Looking for a fun way to help your child learn how to count? Do you need something quick and easy that will engage their attention while they are learning? Here are some great ideas for one-to-one correspondence counting activities that will engage your kids and make learning even more fun.
What is the meaning of one-to-one correspondence?
One to one correspondence refers to the one-to-one correspondence between a number and the object that it represents. For example, a child who touches each stuffed animal in the row and says the number aloud for each car touched demonstrates an ability to count with one-to-one correspondence.
One to one correspondence counting activities
I have created different types of 1 to 1 correspondence activities that both my son and I enjoyed playing with, and I hope your kids will too! You can download the free printables at the end of this blog.
Activity one: Count and Cover
In this activity, the beginning of each row is a number from 1 to 10. Followed by the same number of empty blocks corresponding to the given number for your child’s use. Let them cover one empty block with an object, i.e., foam blocks, craft buttons, or pompoms.
Continue this activity until all the empty blocks are covered. You can repeat this activity by giving a different number in different order instead of one row after another.
Activity two: Roll and Dot
You guessed it. This is an interactive activity where you or your child rolls the dice, counts how many dots are, then dots matching numbers on the worksheet with a marker. My 3-year old loves this game, and he can usually find all of the correct answers.
Numbers 1 to 6 are on one page, and 7-12 are on another one. You can focus on just numbers 1 to 6 if you want your kids to practice counting without being overwhelmed with many math additions. For those who need more advanced practice or have already mastered these basic skills, starting anywhere will work!
Activity three: Roll and Cover
This activity uses dice and resin buttons to practice counting one-to-one correspondence. Roll the die, cover the matching number with that same number of resin buttons.
You can make this activity a game. You’re going to roll one dice at a time until your number matches up a targeted number on the worksheet. Whoever rolls the least times wins! The best part about playing games like these is? There are no losers when everyone has fun trying their hardest–and winning or losing doesn’t matter as long as they learn something new in the process.

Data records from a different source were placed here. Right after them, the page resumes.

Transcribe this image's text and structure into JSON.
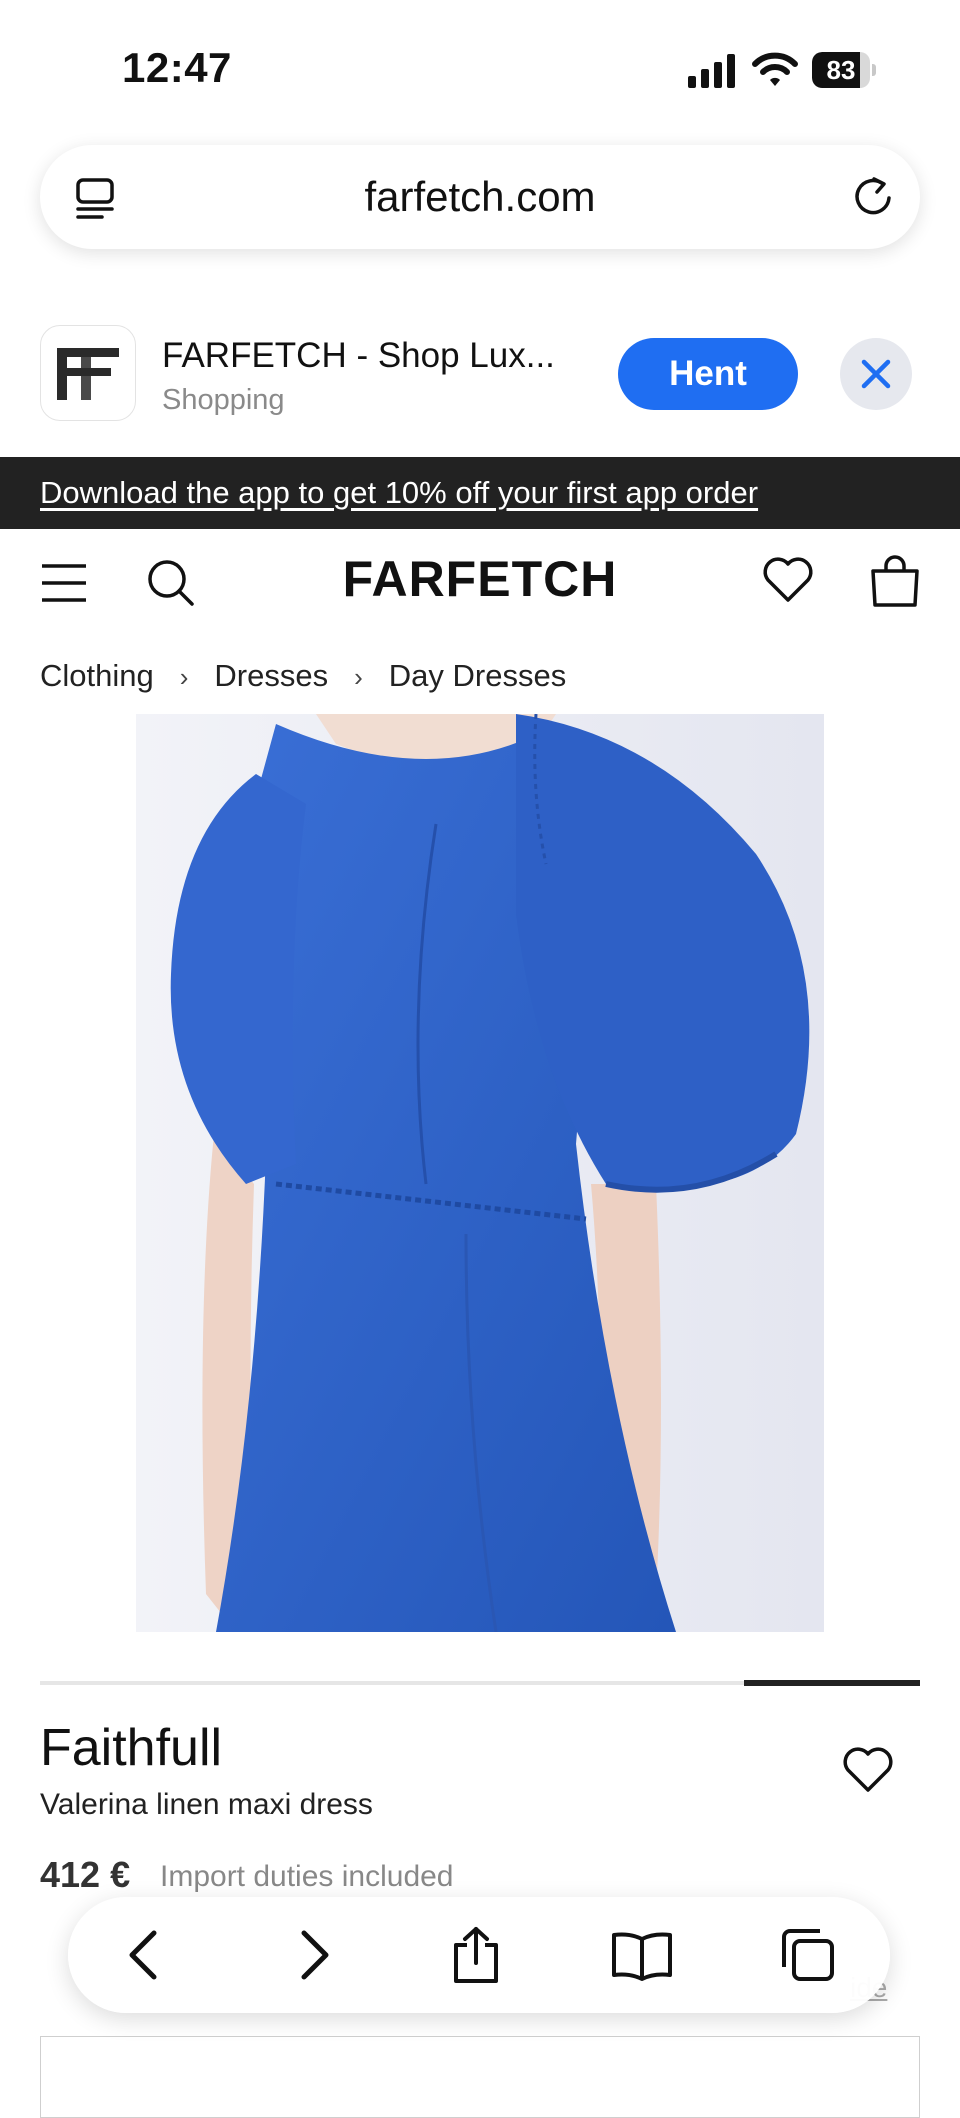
{
  "status_bar": {
    "time": "12:47",
    "battery": "83",
    "battery_level": 0.83
  },
  "browser": {
    "url": "farfetch.com"
  },
  "app_banner": {
    "title": "FARFETCH - Shop Lux...",
    "subtitle": "Shopping",
    "get_label": "Hent"
  },
  "promo": {
    "text": "Download the app to get 10% off your first app order"
  },
  "site": {
    "logo": "FARFETCH"
  },
  "breadcrumb": {
    "items": [
      "Clothing",
      "Dresses",
      "Day Dresses"
    ],
    "separator": "›"
  },
  "product": {
    "brand": "Faithfull",
    "name": "Valerina linen maxi dress",
    "price": "412 €",
    "duties_note": "Import duties included",
    "size_guide_label": "ide",
    "dress_color": "#2f62c7"
  },
  "icons": [
    "tabs-icon",
    "reload-icon",
    "close-icon",
    "menu-icon",
    "search-icon",
    "heart-icon",
    "bag-icon",
    "back-icon",
    "forward-icon",
    "share-icon",
    "bookmarks-icon",
    "tabs-overview-icon"
  ]
}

These activities are designed to help children understand the concept of one-to-one correspondence. It can be used as an educational tool for preschoolers, kindergarten students, and early elementary school kids. We hope it will help you in teaching this principle to your child or student! Have fun! Remember that a critical component of any introductory lesson on creating patterns is repetition with slight variation. This ensures retention while also encouraging further exploration by making each subsequent time feel like something new.